Filter words are indicators of feeling or thought which put an additional layer (or filter) between the reader and the actual sensation or thought being conveyed. Rather than presenting the situation mimetically, these phrases filter the experience through the narrator or focal character’s perspective. Filter words are: felt/touched, saw, heard, smelled, tasted, or thought, etc. Take a look at the following example:
He saw the V of geese passing across the sky. He heard them honk, a father directing his children and imagined him to be saying something like, “don’t make me turn this formation around.” He felt the cool, crispness of an October morning through the thin flannel of his sleeve. He heard a shot ring out, cracking the morning stillness. Oh heavens, he thought, surely it isn’t hunting season already. And then he heard the scream, as loud as any shotgun blast, the morning good and truly ripped.
The first problem with this paragraph is that the sentences are simple and follow the same pattern – i.e. there is no variation in sentence structure (syntax). Worse, readers are not actually seeing the v of geese nor hearing them honk, nor feeling the cool air. Readers are observing the character see, hear, and feel those things. Compare:
Geese flew overhead in their V formation. The one leading them began to honk incessantly, a father scolding his children not to make him turn that formation around. The cool, crispness of the October morning seeped through the flannel of his shirt, goosebumping his skin. And then a shot rang out, cracking the morning calm. Oh heavens, surely it wasn’t hunting season already. And then followed the scream, as loud as any shotgun blast, the morning good and truly ripped.
How is the experience of this paragraph different than the one above? In what ways do you feel that you yourself as the reader are more engaged in this scene, seeing it firsthand? Now, as the above indicates, we’re in close third point of view. We are delivered direct thought in the line that begins “Oh heavens.” This is the character’s actual thought, and because we are in close third, we don’t need it to be filtered, but we do need to change “isn’t” into “wasn’t” in order to keep with the narrative voice rather than direct thought.
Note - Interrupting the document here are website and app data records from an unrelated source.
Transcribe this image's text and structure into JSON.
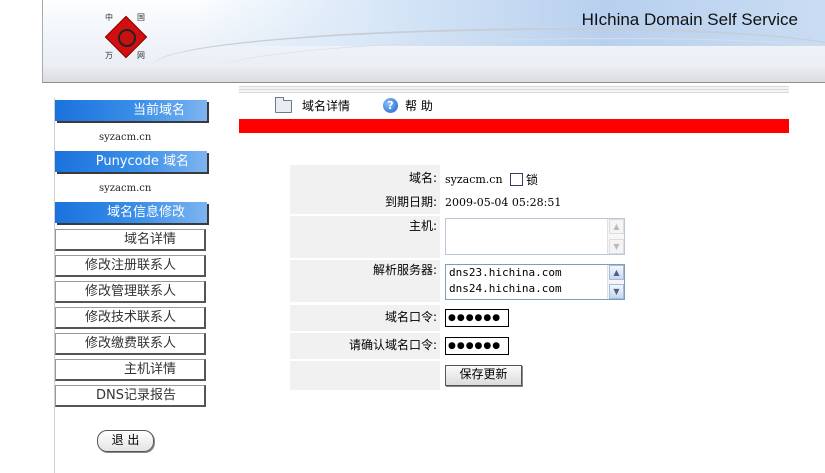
{
  "header": {
    "site_title": "HIchina Domain Self Service",
    "logo_chars": [
      "中",
      "国",
      "万",
      "网"
    ]
  },
  "sidebar": {
    "current_domain_title": "当前域名",
    "current_domain": "syzacm.cn",
    "punycode_title": "Punycode 域名",
    "punycode_domain": "syzacm.cn",
    "modify_title": "域名信息修改",
    "menu": [
      {
        "label": "域名详情"
      },
      {
        "label": "修改注册联系人"
      },
      {
        "label": "修改管理联系人"
      },
      {
        "label": "修改技术联系人"
      },
      {
        "label": "修改缴费联系人"
      },
      {
        "label": "主机详情"
      },
      {
        "label": "DNS记录报告"
      }
    ],
    "logout_label": "退 出"
  },
  "toolbar": {
    "details_label": "域名详情",
    "help_label": "帮 助"
  },
  "form": {
    "domain_label": "域名:",
    "domain_value": "syzacm.cn",
    "lock_label": "锁",
    "lock_checked": false,
    "expiry_label": "到期日期:",
    "expiry_value": "2009-05-04 05:28:51",
    "host_label": "主机:",
    "host_value": "",
    "ns_label": "解析服务器:",
    "ns_values": [
      "dns23.hichina.com",
      "dns24.hichina.com"
    ],
    "password_label": "域名口令:",
    "password_mask": "●●●●●●",
    "confirm_label": "请确认域名口令:",
    "confirm_mask": "●●●●●●",
    "save_label": "保存更新"
  },
  "colors": {
    "accent_blue": "#1a72dd",
    "red_bar": "#ff0000"
  }
}
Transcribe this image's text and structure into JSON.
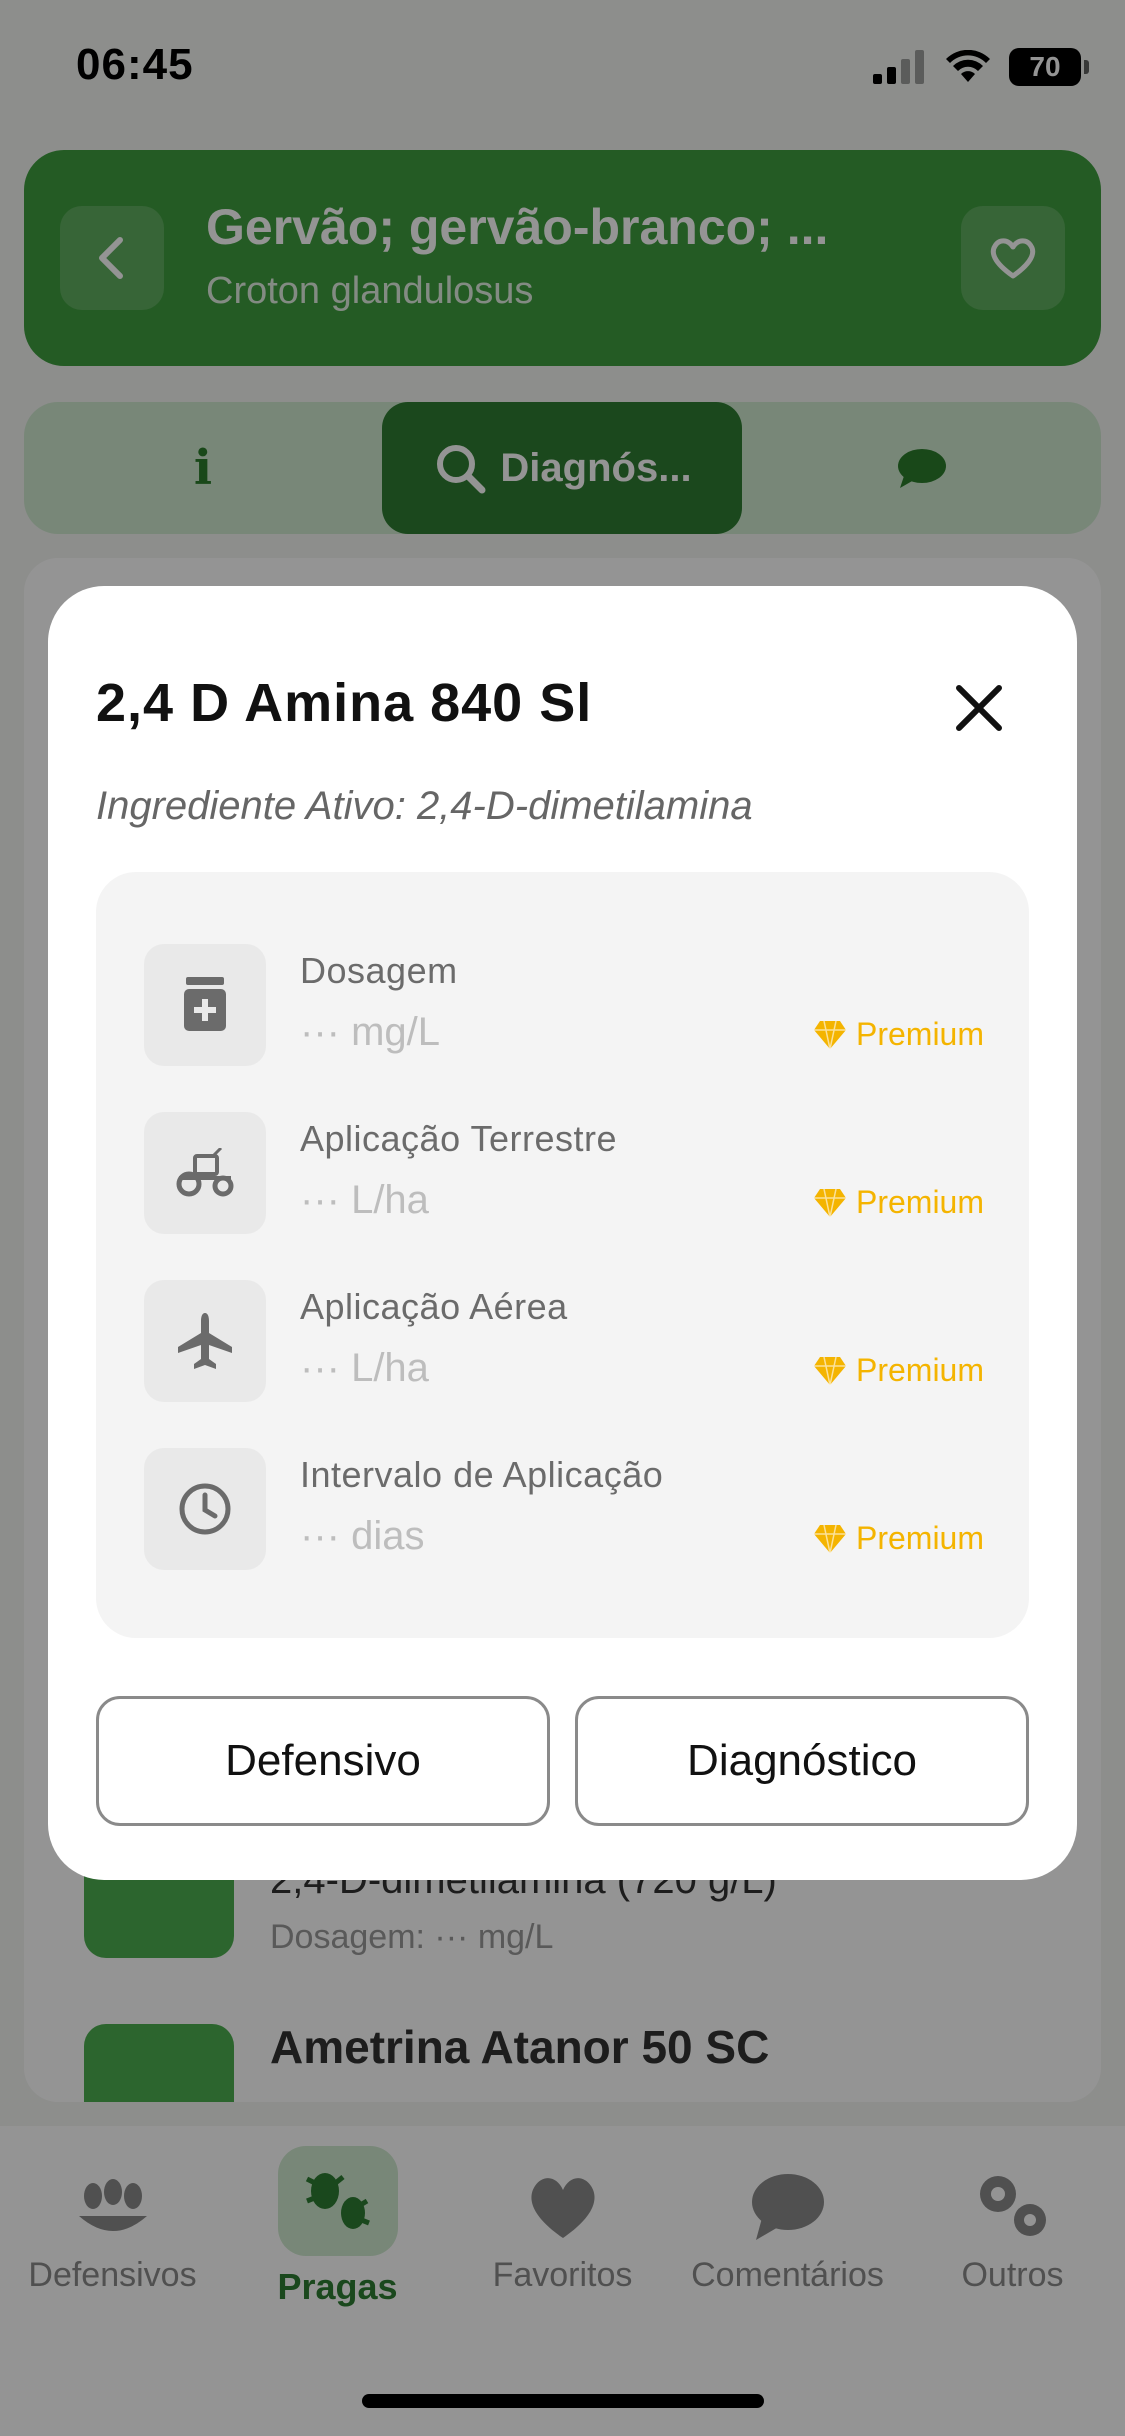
{
  "status_bar": {
    "time": "06:45",
    "battery": "70"
  },
  "header": {
    "title": "Gervão; gervão-branco; ...",
    "subtitle": "Croton glandulosus"
  },
  "tabs": {
    "info_label": "i",
    "diagnostics_label": "Diagnós..."
  },
  "background_list": [
    {
      "title": "2,4-D-dimetilamina (720 g/L)",
      "subtitle": "Dosagem: ··· mg/L"
    },
    {
      "title": "Ametrina Atanor 50 SC"
    }
  ],
  "modal": {
    "title": "2,4 D Amina 840 Sl",
    "ingredient": "Ingrediente Ativo: 2,4-D-dimetilamina",
    "rows": [
      {
        "label": "Dosagem",
        "value": "··· mg/L",
        "premium": "Premium",
        "icon": "medicine-icon"
      },
      {
        "label": "Aplicação Terrestre",
        "value": "··· L/ha",
        "premium": "Premium",
        "icon": "tractor-icon"
      },
      {
        "label": "Aplicação Aérea",
        "value": "··· L/ha",
        "premium": "Premium",
        "icon": "airplane-icon"
      },
      {
        "label": "Intervalo de Aplicação",
        "value": "··· dias",
        "premium": "Premium",
        "icon": "clock-icon"
      }
    ],
    "buttons": {
      "defensivo": "Defensivo",
      "diagnostico": "Diagnóstico"
    }
  },
  "bottom_nav": [
    {
      "label": "Defensivos",
      "icon": "grain-icon"
    },
    {
      "label": "Pragas",
      "icon": "bugs-icon",
      "active": true
    },
    {
      "label": "Favoritos",
      "icon": "heart-icon"
    },
    {
      "label": "Comentários",
      "icon": "chat-icon"
    },
    {
      "label": "Outros",
      "icon": "gears-icon"
    }
  ],
  "colors": {
    "primary": "#3e9d3e",
    "dark_green": "#2f7d32",
    "premium": "#f4b400"
  }
}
This principle around filtering applies to first person narration as well. Compare: I held the baby up to my ear and felt for her breath on my cheek, but there was none. I placed my ear closer to her chest, listening, but heard nothing. And I felt along her jawline, palpating that tender skin, feeling, feeling. And then I felt it – a pulse. –à I held the baby up to my ear, praying for breath on my skin. Nothing. I lifted her, my ear to her chest, listening. Nothing. My fingers palpated the tender skin under her jawline, but nothing. And then there it was, soft and thready, but there. A pulse.
This is not to say you can never use those words, but you want to do so infrequently and mindfully. The key thing to remember is that whether you’re working in first person or close third, readers know that whatever information they’re being given is that which the character sees, feels, hears, smells, tastes, touches, or thinks. It’s understood. If you’re working in third person omniscient and move between different characters’ interior landscape within the same chapter, then using these kinds of filters can act as your transition point. For instance, if we’ve just been in a male perspective and then we get, “She thought about what he’d said and decided he was full of it,” then the phrase “she thought” is our transition point. You can do it with any sensation as the trigger point that we’re changing perspectives, but once you’ve indicated that transition, it’s back to avoiding them entirely.
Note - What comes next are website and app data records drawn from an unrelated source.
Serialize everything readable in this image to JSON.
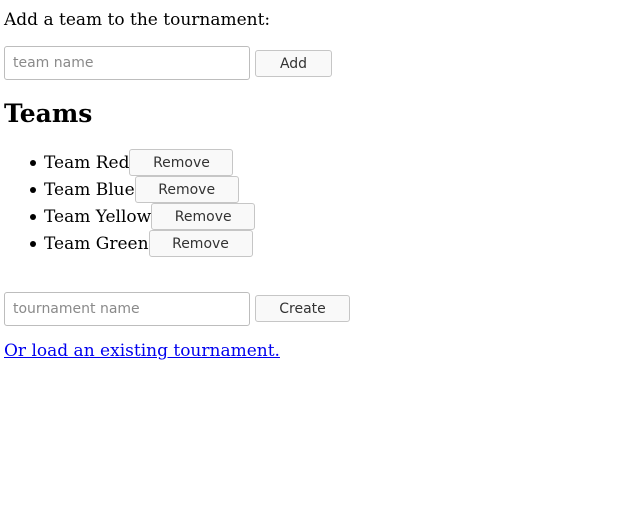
{
  "add_team": {
    "intro_text": "Add a team to the tournament:",
    "input_placeholder": "team name",
    "input_value": "",
    "add_label": "Add"
  },
  "teams": {
    "heading": "Teams",
    "remove_label": "Remove",
    "items": [
      {
        "name": "Team Red"
      },
      {
        "name": "Team Blue"
      },
      {
        "name": "Team Yellow"
      },
      {
        "name": "Team Green"
      }
    ]
  },
  "create_tournament": {
    "input_placeholder": "tournament name",
    "input_value": "",
    "create_label": "Create"
  },
  "load_link": {
    "text": "Or load an existing tournament."
  }
}
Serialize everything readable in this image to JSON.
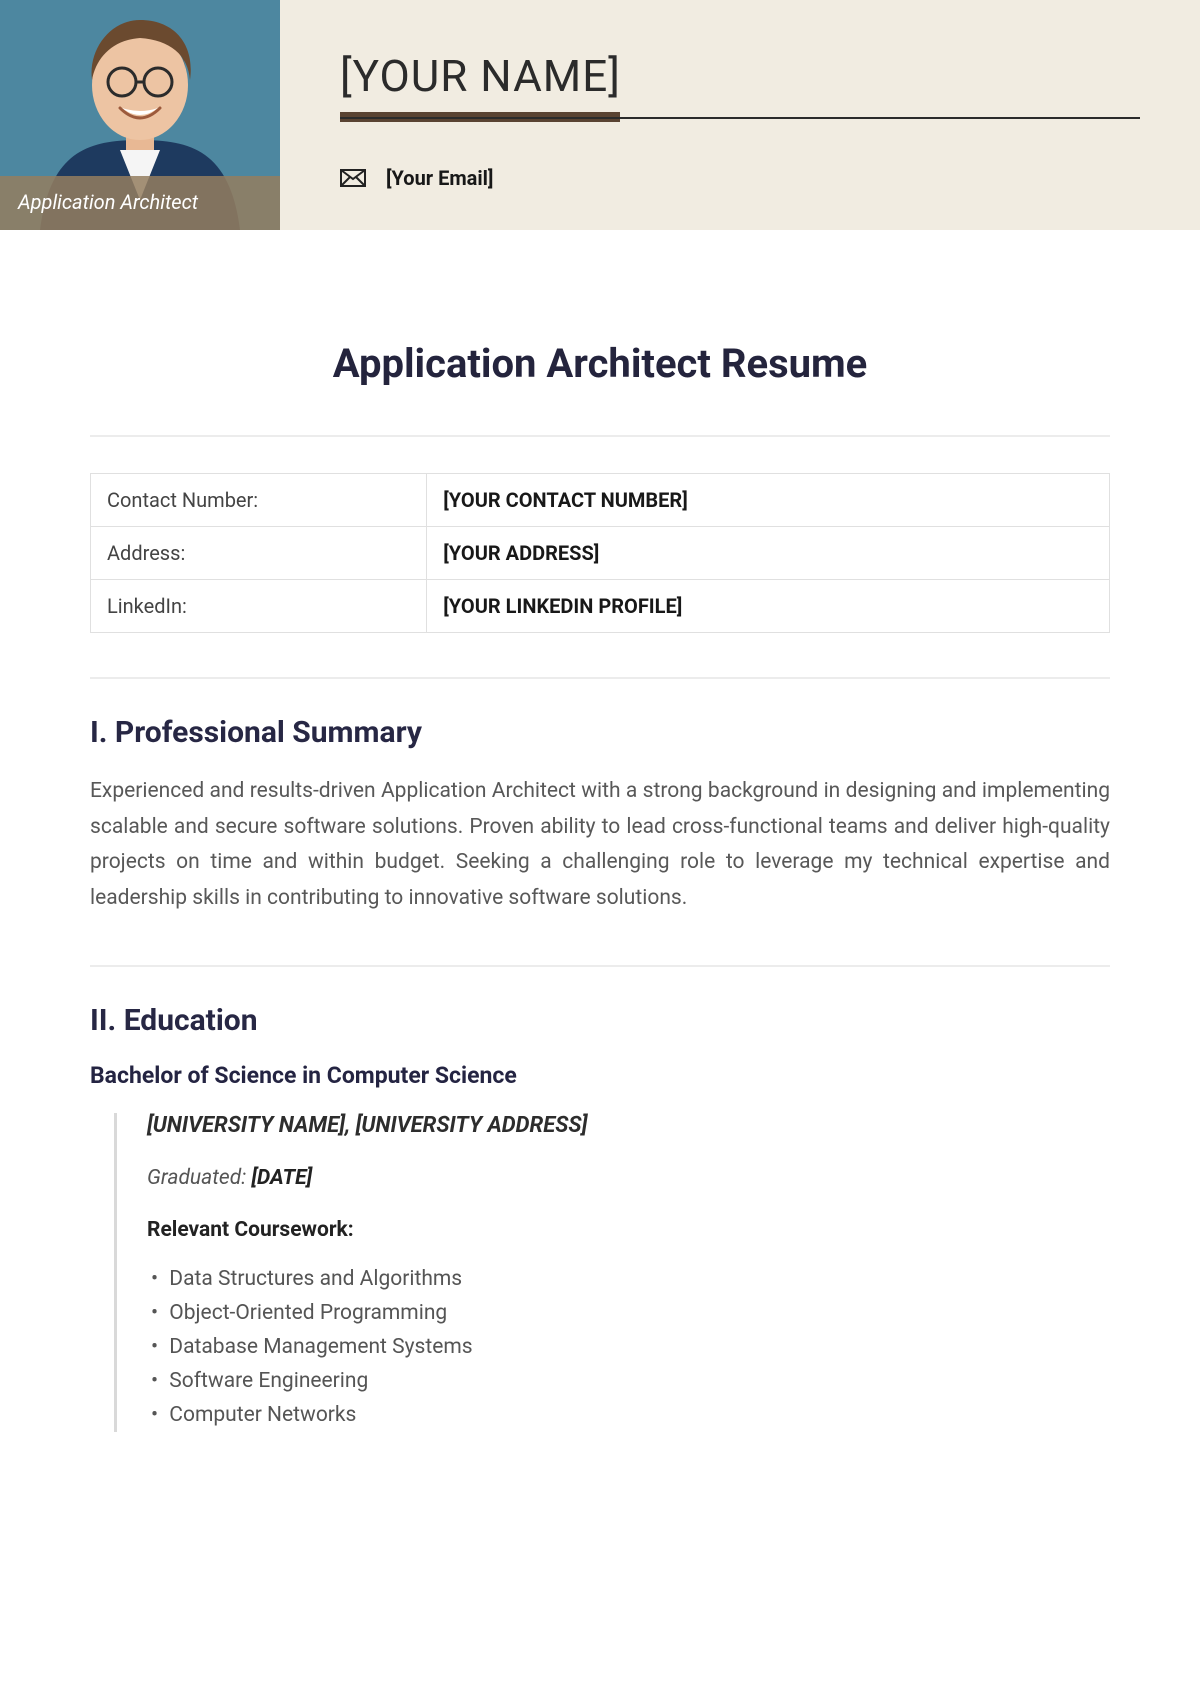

Here are some additional resources to aid in your study of dialogue tags and filter words: